- PROBLEM TO WORK ON: Using the listing that follows, report how many lines include the word "this", and add no other words.

- SUPPLIED MATERIAL:
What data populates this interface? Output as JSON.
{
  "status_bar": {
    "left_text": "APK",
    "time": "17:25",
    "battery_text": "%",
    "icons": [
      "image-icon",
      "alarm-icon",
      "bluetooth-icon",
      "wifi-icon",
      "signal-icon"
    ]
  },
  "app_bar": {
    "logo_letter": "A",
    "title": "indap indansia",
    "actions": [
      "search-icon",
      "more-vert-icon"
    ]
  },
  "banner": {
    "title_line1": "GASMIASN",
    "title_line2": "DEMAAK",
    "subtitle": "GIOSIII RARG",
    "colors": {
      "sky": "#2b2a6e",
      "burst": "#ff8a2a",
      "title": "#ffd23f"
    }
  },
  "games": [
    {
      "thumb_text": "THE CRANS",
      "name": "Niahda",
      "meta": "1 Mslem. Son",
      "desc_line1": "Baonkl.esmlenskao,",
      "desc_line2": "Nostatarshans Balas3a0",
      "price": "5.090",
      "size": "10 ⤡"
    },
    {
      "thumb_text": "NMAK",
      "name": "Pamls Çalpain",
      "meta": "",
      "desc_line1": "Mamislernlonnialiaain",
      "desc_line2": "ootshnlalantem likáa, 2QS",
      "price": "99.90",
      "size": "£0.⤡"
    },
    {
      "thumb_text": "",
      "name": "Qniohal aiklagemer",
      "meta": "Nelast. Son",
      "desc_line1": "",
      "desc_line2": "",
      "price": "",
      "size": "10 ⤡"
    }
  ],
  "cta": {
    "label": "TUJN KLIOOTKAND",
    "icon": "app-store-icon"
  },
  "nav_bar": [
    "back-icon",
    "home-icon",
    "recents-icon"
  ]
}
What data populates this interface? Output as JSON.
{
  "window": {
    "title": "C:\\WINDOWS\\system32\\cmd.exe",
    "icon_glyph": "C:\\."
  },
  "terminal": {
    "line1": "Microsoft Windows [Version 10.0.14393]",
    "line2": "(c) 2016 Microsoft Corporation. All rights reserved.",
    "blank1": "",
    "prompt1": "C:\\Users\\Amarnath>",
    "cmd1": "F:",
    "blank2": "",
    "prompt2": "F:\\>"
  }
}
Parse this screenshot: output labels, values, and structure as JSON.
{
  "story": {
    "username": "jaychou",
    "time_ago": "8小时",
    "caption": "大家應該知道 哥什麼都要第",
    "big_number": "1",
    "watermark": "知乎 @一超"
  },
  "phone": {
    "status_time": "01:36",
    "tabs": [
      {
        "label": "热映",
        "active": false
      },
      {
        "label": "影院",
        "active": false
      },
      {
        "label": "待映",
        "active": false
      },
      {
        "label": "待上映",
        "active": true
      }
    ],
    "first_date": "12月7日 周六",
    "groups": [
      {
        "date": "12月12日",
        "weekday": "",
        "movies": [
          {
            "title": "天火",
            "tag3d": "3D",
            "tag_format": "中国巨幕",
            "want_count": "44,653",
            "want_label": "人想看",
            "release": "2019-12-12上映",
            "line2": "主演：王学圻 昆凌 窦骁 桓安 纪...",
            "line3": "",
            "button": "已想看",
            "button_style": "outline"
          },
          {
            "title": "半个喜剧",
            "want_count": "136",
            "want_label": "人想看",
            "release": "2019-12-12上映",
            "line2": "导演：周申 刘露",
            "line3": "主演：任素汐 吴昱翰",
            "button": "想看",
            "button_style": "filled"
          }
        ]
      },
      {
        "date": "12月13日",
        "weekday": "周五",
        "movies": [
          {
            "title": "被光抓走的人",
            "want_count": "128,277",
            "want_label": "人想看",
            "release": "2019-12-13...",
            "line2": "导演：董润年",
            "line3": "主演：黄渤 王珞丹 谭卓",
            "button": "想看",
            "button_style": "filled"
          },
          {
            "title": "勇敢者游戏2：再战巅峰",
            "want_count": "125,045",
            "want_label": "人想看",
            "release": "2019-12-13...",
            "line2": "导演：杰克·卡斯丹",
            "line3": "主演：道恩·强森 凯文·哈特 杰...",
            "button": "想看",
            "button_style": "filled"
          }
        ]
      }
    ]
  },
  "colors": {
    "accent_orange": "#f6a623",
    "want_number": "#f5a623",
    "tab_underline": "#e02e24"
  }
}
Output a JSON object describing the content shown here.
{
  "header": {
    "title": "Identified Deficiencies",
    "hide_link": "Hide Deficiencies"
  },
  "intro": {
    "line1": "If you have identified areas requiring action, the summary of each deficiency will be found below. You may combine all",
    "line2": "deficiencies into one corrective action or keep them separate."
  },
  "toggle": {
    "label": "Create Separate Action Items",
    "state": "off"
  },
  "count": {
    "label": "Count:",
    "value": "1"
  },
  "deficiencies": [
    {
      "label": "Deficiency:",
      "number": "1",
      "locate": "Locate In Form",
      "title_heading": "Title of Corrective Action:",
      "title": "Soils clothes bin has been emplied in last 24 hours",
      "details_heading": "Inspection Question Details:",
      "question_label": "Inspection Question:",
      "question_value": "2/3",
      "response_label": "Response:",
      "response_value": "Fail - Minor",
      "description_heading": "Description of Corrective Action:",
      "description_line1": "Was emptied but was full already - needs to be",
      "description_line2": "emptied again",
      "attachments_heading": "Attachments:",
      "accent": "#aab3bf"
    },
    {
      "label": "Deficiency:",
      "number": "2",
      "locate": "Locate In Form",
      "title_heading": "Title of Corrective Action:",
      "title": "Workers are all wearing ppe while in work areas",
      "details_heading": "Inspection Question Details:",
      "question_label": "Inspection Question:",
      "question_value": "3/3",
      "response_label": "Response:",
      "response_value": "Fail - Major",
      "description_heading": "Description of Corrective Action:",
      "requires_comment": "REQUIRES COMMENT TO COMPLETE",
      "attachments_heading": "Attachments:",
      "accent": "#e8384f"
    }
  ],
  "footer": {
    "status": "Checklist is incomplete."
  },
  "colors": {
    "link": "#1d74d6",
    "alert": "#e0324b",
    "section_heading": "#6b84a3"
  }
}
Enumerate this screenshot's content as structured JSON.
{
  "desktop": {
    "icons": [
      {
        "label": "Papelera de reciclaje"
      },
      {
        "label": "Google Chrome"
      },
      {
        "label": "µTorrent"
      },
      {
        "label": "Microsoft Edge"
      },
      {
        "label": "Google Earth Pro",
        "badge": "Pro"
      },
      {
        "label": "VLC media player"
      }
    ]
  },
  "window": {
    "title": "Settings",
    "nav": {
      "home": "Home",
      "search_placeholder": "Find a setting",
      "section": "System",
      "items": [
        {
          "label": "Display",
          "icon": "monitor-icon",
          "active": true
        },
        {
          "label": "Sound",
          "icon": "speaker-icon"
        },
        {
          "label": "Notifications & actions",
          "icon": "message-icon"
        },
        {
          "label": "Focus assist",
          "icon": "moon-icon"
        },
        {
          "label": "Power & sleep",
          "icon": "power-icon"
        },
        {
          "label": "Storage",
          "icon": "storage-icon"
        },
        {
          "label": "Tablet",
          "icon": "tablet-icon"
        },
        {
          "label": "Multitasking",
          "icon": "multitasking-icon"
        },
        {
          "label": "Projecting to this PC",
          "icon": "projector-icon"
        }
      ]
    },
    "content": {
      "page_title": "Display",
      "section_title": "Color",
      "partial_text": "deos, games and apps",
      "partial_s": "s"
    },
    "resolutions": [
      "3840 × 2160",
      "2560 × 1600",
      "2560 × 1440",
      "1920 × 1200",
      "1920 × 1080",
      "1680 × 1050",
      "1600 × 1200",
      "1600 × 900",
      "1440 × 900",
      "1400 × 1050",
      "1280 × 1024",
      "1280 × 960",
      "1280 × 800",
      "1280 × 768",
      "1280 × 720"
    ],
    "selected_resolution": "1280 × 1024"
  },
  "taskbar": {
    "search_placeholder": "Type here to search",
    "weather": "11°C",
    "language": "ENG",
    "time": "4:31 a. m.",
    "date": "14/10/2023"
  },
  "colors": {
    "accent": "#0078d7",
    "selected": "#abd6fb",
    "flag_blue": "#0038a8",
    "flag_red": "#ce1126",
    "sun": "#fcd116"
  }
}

- RESPONSE: 5